- Exercise directions -
Leave every picture behind and copy the rest of the entries below exactly.

- Working data -
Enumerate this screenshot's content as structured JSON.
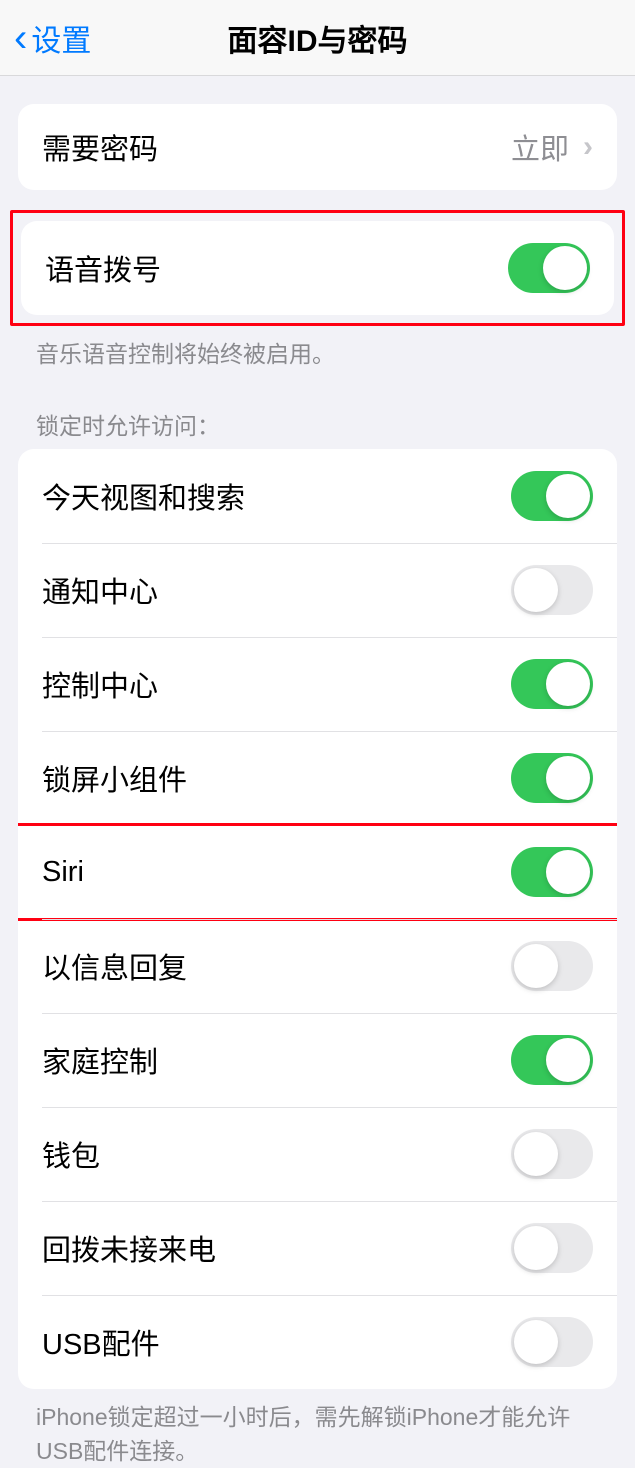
{
  "header": {
    "back_label": "设置",
    "title": "面容ID与密码"
  },
  "require_passcode": {
    "label": "需要密码",
    "value": "立即"
  },
  "voice_dial": {
    "label": "语音拨号",
    "on": true,
    "footer": "音乐语音控制将始终被启用。"
  },
  "locked_section": {
    "header": "锁定时允许访问：",
    "items": [
      {
        "label": "今天视图和搜索",
        "on": true
      },
      {
        "label": "通知中心",
        "on": false
      },
      {
        "label": "控制中心",
        "on": true
      },
      {
        "label": "锁屏小组件",
        "on": true
      },
      {
        "label": "Siri",
        "on": true
      },
      {
        "label": "以信息回复",
        "on": false
      },
      {
        "label": "家庭控制",
        "on": true
      },
      {
        "label": "钱包",
        "on": false
      },
      {
        "label": "回拨未接来电",
        "on": false
      },
      {
        "label": "USB配件",
        "on": false
      }
    ],
    "footer": "iPhone锁定超过一小时后，需先解锁iPhone才能允许USB配件连接。"
  }
}
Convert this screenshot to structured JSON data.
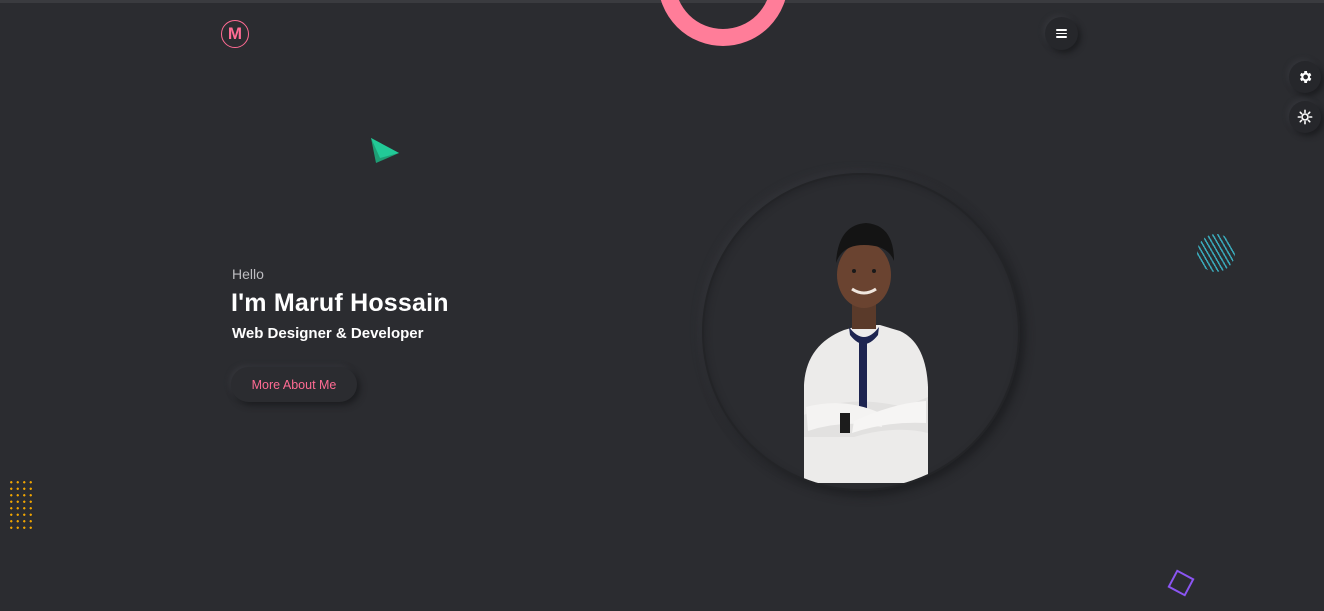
{
  "header": {
    "logo_letter": "M",
    "menu_icon": "hamburger-menu-icon"
  },
  "sidebar": {
    "settings_icon": "gear-icon",
    "theme_icon": "sun-gear-icon"
  },
  "hero": {
    "greeting": "Hello",
    "name": "I'm Maruf Hossain",
    "role": "Web Designer & Developer",
    "cta_label": "More About Me"
  },
  "portrait": {
    "description_icon": "portrait-photo"
  },
  "colors": {
    "background": "#2b2c30",
    "accent_pink": "#ff6b93",
    "triangle_green": "#20c997",
    "dots_orange": "#f0a500",
    "stripes_teal": "#3aa9b9",
    "square_purple": "#8b55f2"
  }
}
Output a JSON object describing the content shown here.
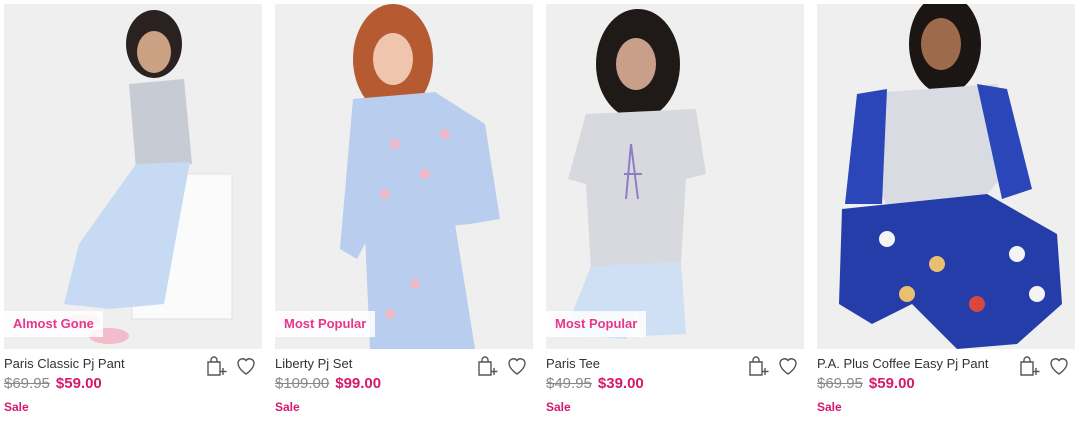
{
  "products": [
    {
      "name": "Paris Classic Pj Pant",
      "badge": "Almost Gone",
      "old_price": "$69.95",
      "new_price": "$59.00",
      "sale": "Sale"
    },
    {
      "name": "Liberty Pj Set",
      "badge": "Most Popular",
      "old_price": "$109.00",
      "new_price": "$99.00",
      "sale": "Sale"
    },
    {
      "name": "Paris Tee",
      "badge": "Most Popular",
      "old_price": "$49.95",
      "new_price": "$39.00",
      "sale": "Sale"
    },
    {
      "name": "P.A. Plus Coffee Easy Pj Pant",
      "badge": "",
      "old_price": "$69.95",
      "new_price": "$59.00",
      "sale": "Sale"
    }
  ],
  "icons": {
    "bag": "add-to-bag-icon",
    "wishlist": "heart-icon"
  },
  "colors": {
    "accent": "#d6196e",
    "badge_text": "#e8358d",
    "old_price": "#888888"
  }
}
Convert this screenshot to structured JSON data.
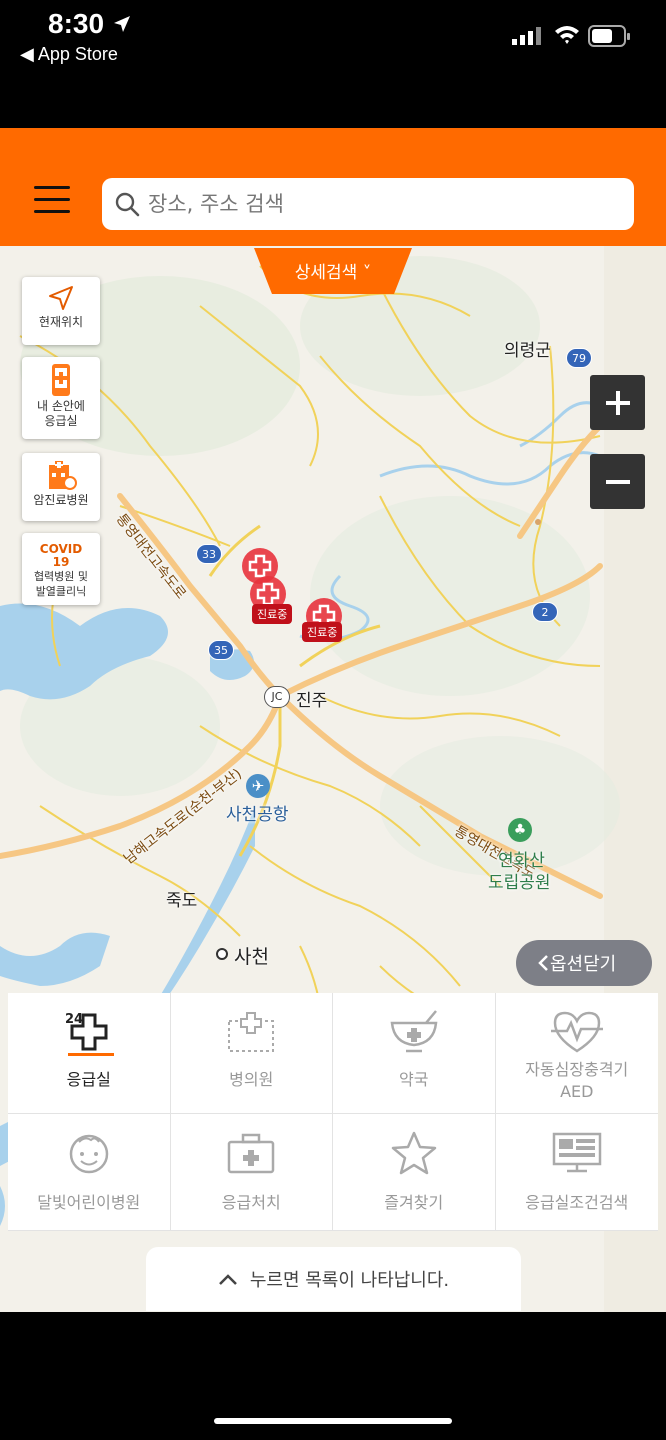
{
  "status_bar": {
    "time": "8:30",
    "back_label": "◀ App Store"
  },
  "search": {
    "placeholder": "장소, 주소 검색"
  },
  "detail_search": {
    "label": "상세검색 ˅"
  },
  "side_buttons": {
    "current_location": "현재위치",
    "my_hand_er_line1": "내 손안에",
    "my_hand_er_line2": "응급실",
    "cancer_hospital": "암진료병원",
    "covid_title_1": "COVID",
    "covid_title_2": "19",
    "covid_line1": "협력병원 및",
    "covid_line2": "발열클리닉"
  },
  "zoom": {
    "plus": "+",
    "minus": "−"
  },
  "map_labels": {
    "uiryeong": "의령군",
    "jinju": "진주",
    "jc": "JC",
    "sacheon_airport": "사천공항",
    "jukdo": "죽도",
    "sacheon": "사천",
    "yeonhwasan_1": "연화산",
    "yeonhwasan_2": "도립공원",
    "tongyeong_hwy_1": "통영대전고속도로",
    "tongyeong_hwy_2": "통영대전고속도",
    "namhae_hwy": "남해고속도로(순천-부산)",
    "route_33": "33",
    "route_35": "35",
    "route_79": "79",
    "route_2": "2"
  },
  "markers": {
    "in_treatment": "진료중"
  },
  "close_options": {
    "label": "옵션닫기"
  },
  "categories": [
    {
      "label": "응급실",
      "badge": "24"
    },
    {
      "label": "병의원"
    },
    {
      "label": "약국"
    },
    {
      "label": "자동심장충격기",
      "label2": "AED"
    },
    {
      "label": "달빛어린이병원"
    },
    {
      "label": "응급처치"
    },
    {
      "label": "즐겨찾기"
    },
    {
      "label": "응급실조건검색"
    }
  ],
  "drawer": {
    "label": "누르면 목록이 나타납니다."
  },
  "colors": {
    "brand": "#ff6a00",
    "marker": "#e8333d",
    "badge": "#c0101a",
    "inactive": "#999999"
  }
}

- Written response -
Enumerate this screenshot's content as structured JSON.
{
  "header": {
    "back_label": "设置",
    "title": "面容ID与密码"
  },
  "require_passcode": {
    "label": "需要密码",
    "value": "立即"
  },
  "voice_dial": {
    "label": "语音拨号",
    "on": true,
    "footer": "音乐语音控制将始终被启用。"
  },
  "locked_section": {
    "header": "锁定时允许访问：",
    "items": [
      {
        "label": "今天视图和搜索",
        "on": true
      },
      {
        "label": "通知中心",
        "on": false
      },
      {
        "label": "控制中心",
        "on": true
      },
      {
        "label": "锁屏小组件",
        "on": true
      },
      {
        "label": "Siri",
        "on": true
      },
      {
        "label": "以信息回复",
        "on": false
      },
      {
        "label": "家庭控制",
        "on": true
      },
      {
        "label": "钱包",
        "on": false
      },
      {
        "label": "回拨未接来电",
        "on": false
      },
      {
        "label": "USB配件",
        "on": false
      }
    ],
    "footer": "iPhone锁定超过一小时后，需先解锁iPhone才能允许USB配件连接。"
  }
}
Convert this screenshot to structured JSON data.
{
  "header": {
    "logo_letter": "M",
    "menu_icon": "hamburger-menu-icon"
  },
  "sidebar": {
    "settings_icon": "gear-icon",
    "theme_icon": "sun-gear-icon"
  },
  "hero": {
    "greeting": "Hello",
    "name": "I'm Maruf Hossain",
    "role": "Web Designer & Developer",
    "cta_label": "More About Me"
  },
  "portrait": {
    "description_icon": "portrait-photo"
  },
  "colors": {
    "background": "#2b2c30",
    "accent_pink": "#ff6b93",
    "triangle_green": "#20c997",
    "dots_orange": "#f0a500",
    "stripes_teal": "#3aa9b9",
    "square_purple": "#8b55f2"
  }
}
Output a JSON object describing the content shown here.
{
  "products": [
    {
      "name": "Paris Classic Pj Pant",
      "badge": "Almost Gone",
      "old_price": "$69.95",
      "new_price": "$59.00",
      "sale": "Sale"
    },
    {
      "name": "Liberty Pj Set",
      "badge": "Most Popular",
      "old_price": "$109.00",
      "new_price": "$99.00",
      "sale": "Sale"
    },
    {
      "name": "Paris Tee",
      "badge": "Most Popular",
      "old_price": "$49.95",
      "new_price": "$39.00",
      "sale": "Sale"
    },
    {
      "name": "P.A. Plus Coffee Easy Pj Pant",
      "badge": "",
      "old_price": "$69.95",
      "new_price": "$59.00",
      "sale": "Sale"
    }
  ],
  "icons": {
    "bag": "add-to-bag-icon",
    "wishlist": "heart-icon"
  },
  "colors": {
    "accent": "#d6196e",
    "badge_text": "#e8358d",
    "old_price": "#888888"
  }
}
Convert this screenshot to structured JSON data.
{
  "status_bar": {
    "time": "8:30",
    "back_label": "◀ App Store"
  },
  "search": {
    "placeholder": "장소, 주소 검색"
  },
  "detail_search": {
    "label": "상세검색 ˅"
  },
  "side_buttons": {
    "current_location": "현재위치",
    "my_hand_er_line1": "내 손안에",
    "my_hand_er_line2": "응급실",
    "cancer_hospital": "암진료병원",
    "covid_title_1": "COVID",
    "covid_title_2": "19",
    "covid_line1": "협력병원 및",
    "covid_line2": "발열클리닉"
  },
  "zoom": {
    "plus": "+",
    "minus": "−"
  },
  "map_labels": {
    "uiryeong": "의령군",
    "jinju": "진주",
    "jc": "JC",
    "sacheon_airport": "사천공항",
    "jukdo": "죽도",
    "sacheon": "사천",
    "yeonhwasan_1": "연화산",
    "yeonhwasan_2": "도립공원",
    "tongyeong_hwy_1": "통영대전고속도로",
    "tongyeong_hwy_2": "통영대전고속도",
    "namhae_hwy": "남해고속도로(순천-부산)",
    "route_33": "33",
    "route_35": "35",
    "route_79": "79",
    "route_2": "2"
  },
  "markers": {
    "in_treatment": "진료중"
  },
  "close_options": {
    "label": "옵션닫기"
  },
  "categories": [
    {
      "label": "응급실",
      "badge": "24"
    },
    {
      "label": "병의원"
    },
    {
      "label": "약국"
    },
    {
      "label": "자동심장충격기",
      "label2": "AED"
    },
    {
      "label": "달빛어린이병원"
    },
    {
      "label": "응급처치"
    },
    {
      "label": "즐겨찾기"
    },
    {
      "label": "응급실조건검색"
    }
  ],
  "drawer": {
    "label": "누르면 목록이 나타납니다."
  },
  "colors": {
    "brand": "#ff6a00",
    "marker": "#e8333d",
    "badge": "#c0101a",
    "inactive": "#999999"
  }
}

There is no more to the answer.